Matsumoto “shows a deep understanding” of the issues confronting the town of Ka’Hio’Kalapaki while Takamoto “remains committed” to the principles of good government. Good to know Takamoto has not gone over to the bad government camp.
Because I “remain committed” to the task at hand despite the various distractions, I also am alertly on the lookout for any and all signs of voter alienation or “cross-channel contamination,” a term I saw in the Honolulu newspaper, unfortunately but accurately named the Star-Advertiser.
And since all politics is personal, I also remain on the lookout for insights into my own issues of the day. For instance, can anyone tell me with certainty why so many chickens run loose on this island and whether anything bad will happen to me if I run over one? The Democrats say they are descendants of ancestors who were freed when a poorly prepared Republican administration allowed the island’s chicken coops to be destroyed by hurricane. The GOP insists it is a function of fuzzy environmentalist policies that eliminated most natural predators.
Another nagging issue for me is this. Sunday I was in the lovely community of Hanalei and found myself humming that old ditty “Puff the Magic Dragon.” I am not sure why, and I do not subscribe to the flashback theory of cognition, but it came to me like a crashing wave that good old Puff had, according to song, frolicked in either the ocean mist or autumn mist in a town called Honna Lee or, could it be, Hanalei?
The most authoritative of references, Wikipedia, says yes, it could be.
Add to that the theory that “Puff the Magic Dragon” has something to do with marijuana, and the notion becomes even more compelling given the vibe of Hanalei. But I asked around. Truth be told, I actually just asked one grey-haired store clerk in Hanalei.
“I used to hear that all the time,” she said, “but not so much anymore. Maybe it’s because it’s an old song.”
So, there you have it, and without the need for any intrusive government involvement. Speaking of which, I also would like to see just one candidate stand up and explain once and for all this “resort fee” nonsense.

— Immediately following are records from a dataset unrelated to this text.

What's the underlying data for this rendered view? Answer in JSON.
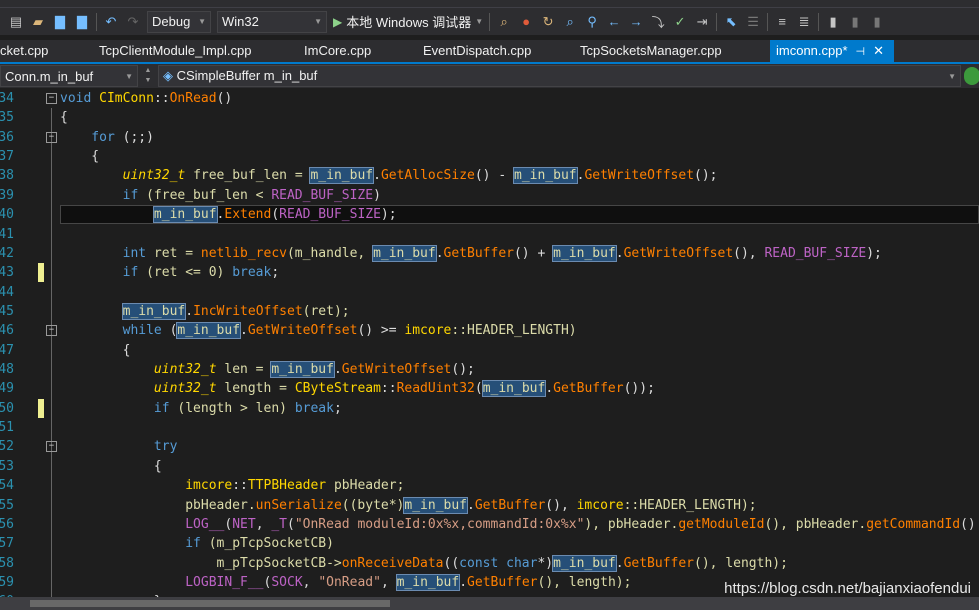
{
  "toolbar": {
    "config": "Debug",
    "platform": "Win32",
    "run_label": "本地 Windows 调试器"
  },
  "tabs": [
    {
      "label": "cket.cpp"
    },
    {
      "label": "TcpClientModule_Impl.cpp"
    },
    {
      "label": "ImCore.cpp"
    },
    {
      "label": "EventDispatch.cpp"
    },
    {
      "label": "TcpSocketsManager.cpp"
    },
    {
      "label": "imconn.cpp*",
      "active": true
    }
  ],
  "nav": {
    "scope": "Conn.m_in_buf",
    "member": "CSimpleBuffer m_in_buf"
  },
  "editor": {
    "current_line": "40",
    "lines": [
      {
        "n": "34",
        "fold": true,
        "tok": [
          [
            "void ",
            "k"
          ],
          [
            "CImConn",
            "c"
          ],
          [
            "::",
            "o"
          ],
          [
            "OnRead",
            "f"
          ],
          [
            "()",
            "o"
          ]
        ]
      },
      {
        "n": "35",
        "tok": [
          [
            "{",
            "o"
          ]
        ]
      },
      {
        "n": "36",
        "fold": true,
        "tok": [
          [
            "    for ",
            "k"
          ],
          [
            "(;;)",
            "o"
          ]
        ]
      },
      {
        "n": "37",
        "tok": [
          [
            "    {",
            "o"
          ]
        ]
      },
      {
        "n": "38",
        "tok": [
          [
            "        ",
            "o"
          ],
          [
            "uint32_t",
            "t"
          ],
          [
            " free_buf_len = ",
            "p"
          ],
          [
            "m_in_buf",
            "v"
          ],
          [
            ".",
            "o"
          ],
          [
            "GetAllocSize",
            "f"
          ],
          [
            "() - ",
            "o"
          ],
          [
            "m_in_buf",
            "v"
          ],
          [
            ".",
            "o"
          ],
          [
            "GetWriteOffset",
            "f"
          ],
          [
            "();",
            "o"
          ]
        ]
      },
      {
        "n": "39",
        "tok": [
          [
            "        if ",
            "k"
          ],
          [
            "(free_buf_len < ",
            "p"
          ],
          [
            "READ_BUF_SIZE",
            "m"
          ],
          [
            ")",
            "o"
          ]
        ]
      },
      {
        "n": "40",
        "tok": [
          [
            "            ",
            "o"
          ],
          [
            "m_in_buf",
            "v"
          ],
          [
            ".",
            "o"
          ],
          [
            "Extend",
            "f"
          ],
          [
            "(",
            "o"
          ],
          [
            "READ_BUF_SIZE",
            "m"
          ],
          [
            ");",
            "o"
          ]
        ]
      },
      {
        "n": "41",
        "tok": []
      },
      {
        "n": "42",
        "tok": [
          [
            "        int ",
            "k"
          ],
          [
            "ret = ",
            "p"
          ],
          [
            "netlib_recv",
            "f"
          ],
          [
            "(m_handle, ",
            "p"
          ],
          [
            "m_in_buf",
            "v"
          ],
          [
            ".",
            "o"
          ],
          [
            "GetBuffer",
            "f"
          ],
          [
            "() + ",
            "o"
          ],
          [
            "m_in_buf",
            "v"
          ],
          [
            ".",
            "o"
          ],
          [
            "GetWriteOffset",
            "f"
          ],
          [
            "(), ",
            "o"
          ],
          [
            "READ_BUF_SIZE",
            "m"
          ],
          [
            ");",
            "o"
          ]
        ]
      },
      {
        "n": "43",
        "mark": true,
        "tok": [
          [
            "        if ",
            "k"
          ],
          [
            "(ret <= 0) ",
            "p"
          ],
          [
            "break",
            "k"
          ],
          [
            ";",
            "o"
          ]
        ]
      },
      {
        "n": "44",
        "tok": []
      },
      {
        "n": "45",
        "tok": [
          [
            "        ",
            "o"
          ],
          [
            "m_in_buf",
            "v"
          ],
          [
            ".",
            "o"
          ],
          [
            "IncWriteOffset",
            "f"
          ],
          [
            "(ret);",
            "p"
          ]
        ]
      },
      {
        "n": "46",
        "fold": true,
        "tok": [
          [
            "        while ",
            "k"
          ],
          [
            "(",
            "o"
          ],
          [
            "m_in_buf",
            "v"
          ],
          [
            ".",
            "o"
          ],
          [
            "GetWriteOffset",
            "f"
          ],
          [
            "() >= ",
            "o"
          ],
          [
            "imcore",
            "c"
          ],
          [
            "::HEADER_LENGTH)",
            "p"
          ]
        ]
      },
      {
        "n": "47",
        "tok": [
          [
            "        {",
            "o"
          ]
        ]
      },
      {
        "n": "48",
        "tok": [
          [
            "            ",
            "o"
          ],
          [
            "uint32_t",
            "t"
          ],
          [
            " len = ",
            "p"
          ],
          [
            "m_in_buf",
            "v"
          ],
          [
            ".",
            "o"
          ],
          [
            "GetWriteOffset",
            "f"
          ],
          [
            "();",
            "o"
          ]
        ]
      },
      {
        "n": "49",
        "tok": [
          [
            "            ",
            "o"
          ],
          [
            "uint32_t",
            "t"
          ],
          [
            " length = ",
            "p"
          ],
          [
            "CByteStream",
            "c"
          ],
          [
            "::",
            "o"
          ],
          [
            "ReadUint32",
            "f"
          ],
          [
            "(",
            "o"
          ],
          [
            "m_in_buf",
            "v"
          ],
          [
            ".",
            "o"
          ],
          [
            "GetBuffer",
            "f"
          ],
          [
            "());",
            "o"
          ]
        ]
      },
      {
        "n": "50",
        "mark": true,
        "tok": [
          [
            "            if ",
            "k"
          ],
          [
            "(length > len) ",
            "p"
          ],
          [
            "break",
            "k"
          ],
          [
            ";",
            "o"
          ]
        ]
      },
      {
        "n": "51",
        "tok": []
      },
      {
        "n": "52",
        "fold": true,
        "tok": [
          [
            "            try",
            "k"
          ]
        ]
      },
      {
        "n": "53",
        "tok": [
          [
            "            {",
            "o"
          ]
        ]
      },
      {
        "n": "54",
        "tok": [
          [
            "                ",
            "o"
          ],
          [
            "imcore",
            "c"
          ],
          [
            "::",
            "o"
          ],
          [
            "TTPBHeader",
            "c"
          ],
          [
            " pbHeader;",
            "p"
          ]
        ]
      },
      {
        "n": "55",
        "tok": [
          [
            "                pbHeader.",
            "p"
          ],
          [
            "unSerialize",
            "f"
          ],
          [
            "((byte*)",
            "p"
          ],
          [
            "m_in_buf",
            "v"
          ],
          [
            ".",
            "o"
          ],
          [
            "GetBuffer",
            "f"
          ],
          [
            "(), ",
            "o"
          ],
          [
            "imcore",
            "c"
          ],
          [
            "::HEADER_LENGTH);",
            "p"
          ]
        ]
      },
      {
        "n": "56",
        "tok": [
          [
            "                ",
            "o"
          ],
          [
            "LOG__",
            "m"
          ],
          [
            "(",
            "o"
          ],
          [
            "NET",
            "m"
          ],
          [
            ", ",
            "o"
          ],
          [
            "_T",
            "m"
          ],
          [
            "(",
            "o"
          ],
          [
            "\"OnRead moduleId:0x%x,commandId:0x%x\"",
            "s"
          ],
          [
            "), pbHeader.",
            "p"
          ],
          [
            "getModuleId",
            "f"
          ],
          [
            "(), pbHeader.",
            "p"
          ],
          [
            "getCommandId",
            "f"
          ],
          [
            "()",
            "o"
          ]
        ]
      },
      {
        "n": "57",
        "tok": [
          [
            "                if ",
            "k"
          ],
          [
            "(m_pTcpSocketCB)",
            "p"
          ]
        ]
      },
      {
        "n": "58",
        "tok": [
          [
            "                    m_pTcpSocketCB->",
            "p"
          ],
          [
            "onReceiveData",
            "f"
          ],
          [
            "((",
            "o"
          ],
          [
            "const char",
            "k"
          ],
          [
            "*)",
            "o"
          ],
          [
            "m_in_buf",
            "v"
          ],
          [
            ".",
            "o"
          ],
          [
            "GetBuffer",
            "f"
          ],
          [
            "(), length);",
            "p"
          ]
        ]
      },
      {
        "n": "59",
        "tok": [
          [
            "                ",
            "o"
          ],
          [
            "LOGBIN_F__",
            "m"
          ],
          [
            "(",
            "o"
          ],
          [
            "SOCK",
            "m"
          ],
          [
            ", ",
            "o"
          ],
          [
            "\"OnRead\"",
            "s"
          ],
          [
            ", ",
            "o"
          ],
          [
            "m_in_buf",
            "v"
          ],
          [
            ".",
            "o"
          ],
          [
            "GetBuffer",
            "f"
          ],
          [
            "(), length);",
            "p"
          ]
        ]
      },
      {
        "n": "60",
        "tok": [
          [
            "            }",
            "o"
          ]
        ]
      }
    ]
  },
  "watermark": "https://blog.csdn.net/bajianxiaofendui"
}
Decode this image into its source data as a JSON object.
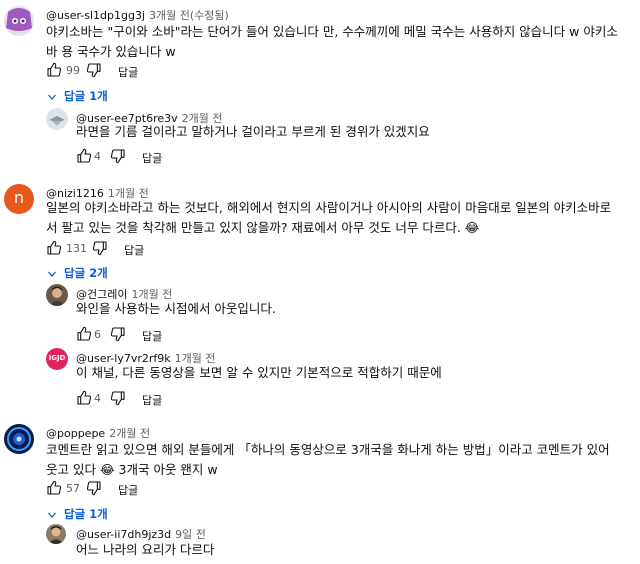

The hotel charges good money for everything, including a “walking distance to Kmart” surcharge, and then tacks on $30 a night because management was smart enough to include “resort” in the name, as in Barney’s Beachside Barbecue/Shave Ice Bungalows Spa and Resort.
Finally, apropos of almost nothing, I conclude with my favorite news story of the week, reprinted in its entirety from the aforementioned Honolulu Star-Advertiser:
Prison Visitation Canceled on Oahu, Big Isle
The Department of Public Safety canceled visitation to Halawa Correctional Facility on Oahu and the Punahele, Komohana and Waianuenue correctional facilities on Saturday due to ongoing staffing shortages.
Such cancellations have been an almost-weekly occurrence this year as the department deals with chronic absenteeism, especially on weekends and when major sporting events are on TV.
If I could vote here, I think I would vote for whatever candidate becomes “fully committed” to determining which sporting events have the greatest impact on staffing levels so taxes can be raised on the ticket prices.